The president has had his paranoia confirmed in the New York Times.
The Trump administration has been thrown into chaos by an anonymous article from a senior official published in the New York Times, in which the unnamed author reveals that senior staff within the White House are ignoring and working against the president's instructions. It confirms a similar story in Bob Woodward's new book Fear.
Donald Trump has taken to Twitter to brand the NYT article treasonous, and the article has sparked a hunt for the mole within the White House.
It's not the first time in the history of American democracy that members of the cabinet and White House staff have taken steps to subvert the will of the sitting president: during the dying days of Richard Nixon's presidency, his defence secretary, James R. Schlesinger, warned generals not to follow Nixon's orders unless they also came with Schlesinger's instructions.
But the big difference is that Schlesinger had the presence of mind not to run his mouth to Bob Woodward or the NYT until the Nixon presidency had reached its end, and when Schlesinger took his extra-constitutional action the Nixon presidency had just weeks to run.
Although it is likely that the Democrats will pull off the landslide win they need to achieve even a bare majority in the House of Representatives, they have no hope or prospect of winning enough Senate seats to make impeachment a realistic possibility. Trump's presidency has, by the most optimistic calculus, at least two years left to run.

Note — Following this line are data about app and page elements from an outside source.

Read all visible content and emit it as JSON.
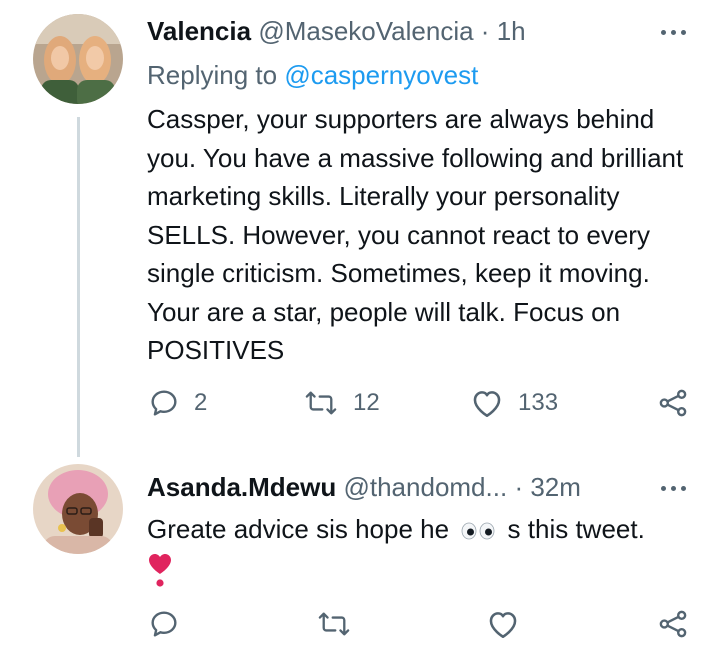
{
  "tweets": [
    {
      "name": "Valencia",
      "handle": "@MasekoValencia",
      "separator": "·",
      "time": "1h",
      "replying_label": "Replying to ",
      "replying_mention": "@caspernyovest",
      "body": "Cassper, your supporters are always behind you. You have a massive following and brilliant marketing skills. Literally your personality SELLS. However, you cannot react to every single criticism. Sometimes, keep it moving. Your are a star, people will talk. Focus on POSITIVES",
      "reply_count": "2",
      "retweet_count": "12",
      "like_count": "133"
    },
    {
      "name": "Asanda.Mdewu",
      "handle": "@thandomd...",
      "separator": "·",
      "time": "32m",
      "body_before": "Greate advice sis hope he",
      "body_after": "s this tweet.",
      "emoji_eyes": "👀",
      "emoji_heart": "❣"
    }
  ],
  "icons": {
    "reply": "reply-icon",
    "retweet": "retweet-icon",
    "like": "heart-icon",
    "share": "share-icon",
    "more": "more-icon"
  },
  "colors": {
    "text": "#0f1419",
    "secondary": "#536471",
    "link": "#1d9bf0",
    "thread_line": "#cfd9de",
    "heart_emoji": "#e0245e"
  }
}
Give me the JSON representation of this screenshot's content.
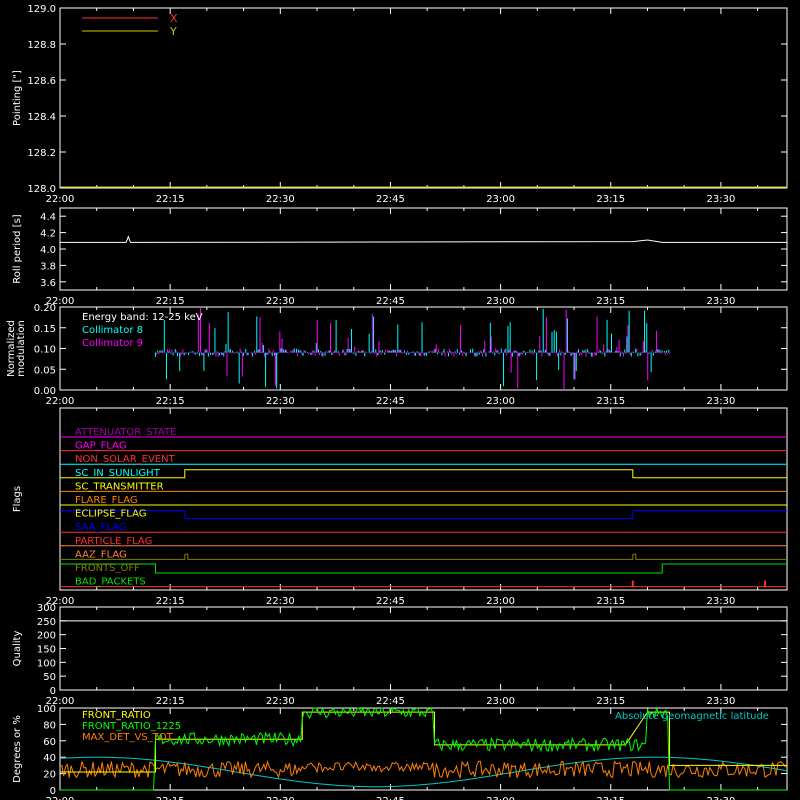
{
  "chart_data": [
    {
      "type": "line",
      "ylabel": "Pointing [\"]",
      "ylim": [
        128.0,
        129.0
      ],
      "yticks": [
        "128.0",
        "128.2",
        "128.4",
        "128.6",
        "128.8",
        "129.0"
      ],
      "xticks": [
        "22:00",
        "22:15",
        "22:30",
        "22:45",
        "23:00",
        "23:15",
        "23:30"
      ],
      "legend": [
        "X",
        "Y"
      ],
      "colors": {
        "X": "#ff3030",
        "Y": "#c8c800"
      },
      "series": [
        {
          "name": "X",
          "values": []
        },
        {
          "name": "Y",
          "values": []
        }
      ]
    },
    {
      "type": "line",
      "ylabel": "Roll period [s]",
      "ylim": [
        3.5,
        4.5
      ],
      "yticks": [
        "3.6",
        "3.8",
        "4.0",
        "4.2",
        "4.4"
      ],
      "xticks": [
        "22:00",
        "22:15",
        "22:30",
        "22:45",
        "23:00",
        "23:15",
        "23:30"
      ],
      "series": [
        {
          "values": [
            [
              0,
              4.08
            ],
            [
              9,
              4.08
            ],
            [
              9.3,
              4.15
            ],
            [
              9.6,
              4.08
            ],
            [
              78,
              4.09
            ],
            [
              80,
              4.11
            ],
            [
              82,
              4.08
            ],
            [
              99,
              4.08
            ]
          ]
        }
      ]
    },
    {
      "type": "bar",
      "ylabel": "Normalized modulation",
      "ylim": [
        0.0,
        0.2
      ],
      "yticks": [
        "0.00",
        "0.05",
        "0.10",
        "0.15",
        "0.20"
      ],
      "xticks": [
        "22:00",
        "22:15",
        "22:30",
        "22:45",
        "23:00",
        "23:15",
        "23:30"
      ],
      "legend_title": "Energy band: 12-25 keV",
      "series": [
        {
          "name": "Collimator 8",
          "color": "#00ffff",
          "range": [
            13,
            83
          ],
          "baseline": 0.09
        },
        {
          "name": "Collimator 9",
          "color": "#ff00ff",
          "range": [
            13,
            83
          ],
          "baseline": 0.09
        }
      ]
    },
    {
      "type": "line",
      "ylabel": "Flags",
      "xticks": [
        "22:00",
        "22:15",
        "22:30",
        "22:45",
        "23:00",
        "23:15",
        "23:30"
      ],
      "flags": [
        {
          "name": "ATTENUATOR_STATE",
          "color": "#a000a0"
        },
        {
          "name": "GAP_FLAG",
          "color": "#ff00ff"
        },
        {
          "name": "NON_SOLAR_EVENT",
          "color": "#ff3030"
        },
        {
          "name": "SC_IN_SUNLIGHT",
          "color": "#00ffff"
        },
        {
          "name": "SC_TRANSMITTER",
          "color": "#ffff00"
        },
        {
          "name": "FLARE_FLAG",
          "color": "#ff8000"
        },
        {
          "name": "ECLIPSE_FLAG",
          "color": "#ffff00"
        },
        {
          "name": "SAA_FLAG",
          "color": "#0000ff"
        },
        {
          "name": "PARTICLE_FLAG",
          "color": "#ff3030"
        },
        {
          "name": "AAZ_FLAG",
          "color": "#ff8040"
        },
        {
          "name": "FRONTS_OFF",
          "color": "#808000"
        },
        {
          "name": "BAD_PACKETS",
          "color": "#00e000"
        }
      ],
      "sunlight_on": [
        17,
        78
      ],
      "eclipse_off": [
        17,
        78
      ],
      "aaz_pulses": [
        17,
        78
      ],
      "fronts_off_high": [
        13,
        82
      ],
      "bad_packet_spikes": [
        78,
        96
      ]
    },
    {
      "type": "line",
      "ylabel": "Quality",
      "ylim": [
        0,
        300
      ],
      "yticks": [
        "0",
        "50",
        "100",
        "150",
        "200",
        "250",
        "300"
      ],
      "xticks": [
        "22:00",
        "22:15",
        "22:30",
        "22:45",
        "23:00",
        "23:15",
        "23:30"
      ],
      "series": []
    },
    {
      "type": "line",
      "ylabel": "Degrees or %",
      "ylim": [
        0,
        100
      ],
      "yticks": [
        "0",
        "20",
        "40",
        "60",
        "80",
        "100"
      ],
      "xticks": [
        "22:00",
        "22:15",
        "22:30",
        "22:45",
        "23:00",
        "23:15",
        "23:30"
      ],
      "legend": [
        "FRONT_RATIO",
        "FRONT_RATIO_1225",
        "MAX_DET_VS_TOT"
      ],
      "annotation": "Absolute geomagnetic latitude",
      "series": [
        {
          "name": "FRONT_RATIO",
          "color": "#ffff00",
          "values": [
            [
              0,
              22
            ],
            [
              13,
              22
            ],
            [
              13,
              62
            ],
            [
              33,
              62
            ],
            [
              33,
              95
            ],
            [
              51,
              95
            ],
            [
              51,
              55
            ],
            [
              77,
              55
            ],
            [
              80,
              95
            ],
            [
              83,
              95
            ],
            [
              83,
              30
            ],
            [
              99,
              30
            ]
          ]
        },
        {
          "name": "FRONT_RATIO_1225",
          "color": "#00ff00",
          "values": [
            [
              0,
              0
            ],
            [
              13,
              0
            ],
            [
              13,
              62
            ],
            [
              33,
              62
            ],
            [
              33,
              95
            ],
            [
              51,
              95
            ],
            [
              51,
              55
            ],
            [
              77,
              55
            ],
            [
              80,
              95
            ],
            [
              83,
              95
            ],
            [
              83,
              0
            ],
            [
              99,
              0
            ]
          ]
        },
        {
          "name": "MAX_DET_VS_TOT",
          "color": "#ff8000",
          "baseline": 25
        },
        {
          "name": "Absolute geomagnetic latitude",
          "color": "#00c8c8",
          "values": [
            [
              0,
              30
            ],
            [
              10,
              15
            ],
            [
              20,
              4
            ],
            [
              30,
              12
            ],
            [
              40,
              28
            ],
            [
              50,
              30
            ],
            [
              60,
              20
            ],
            [
              70,
              5
            ],
            [
              78,
              8
            ],
            [
              88,
              40
            ],
            [
              99,
              28
            ]
          ]
        }
      ]
    }
  ]
}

We know that Trump is already subject to paranoia and a tendency to bend and break the rules when things don't go his way. Now he has received confirmation of his fears in the pages of a national newspaper. He will feel emboldened in acting to root out what he sees as his internal enemies within the White House, and their replacements may not be as willing to engage in Schlesinger-style heroics. That anonymous official might yet have a lot to answer for.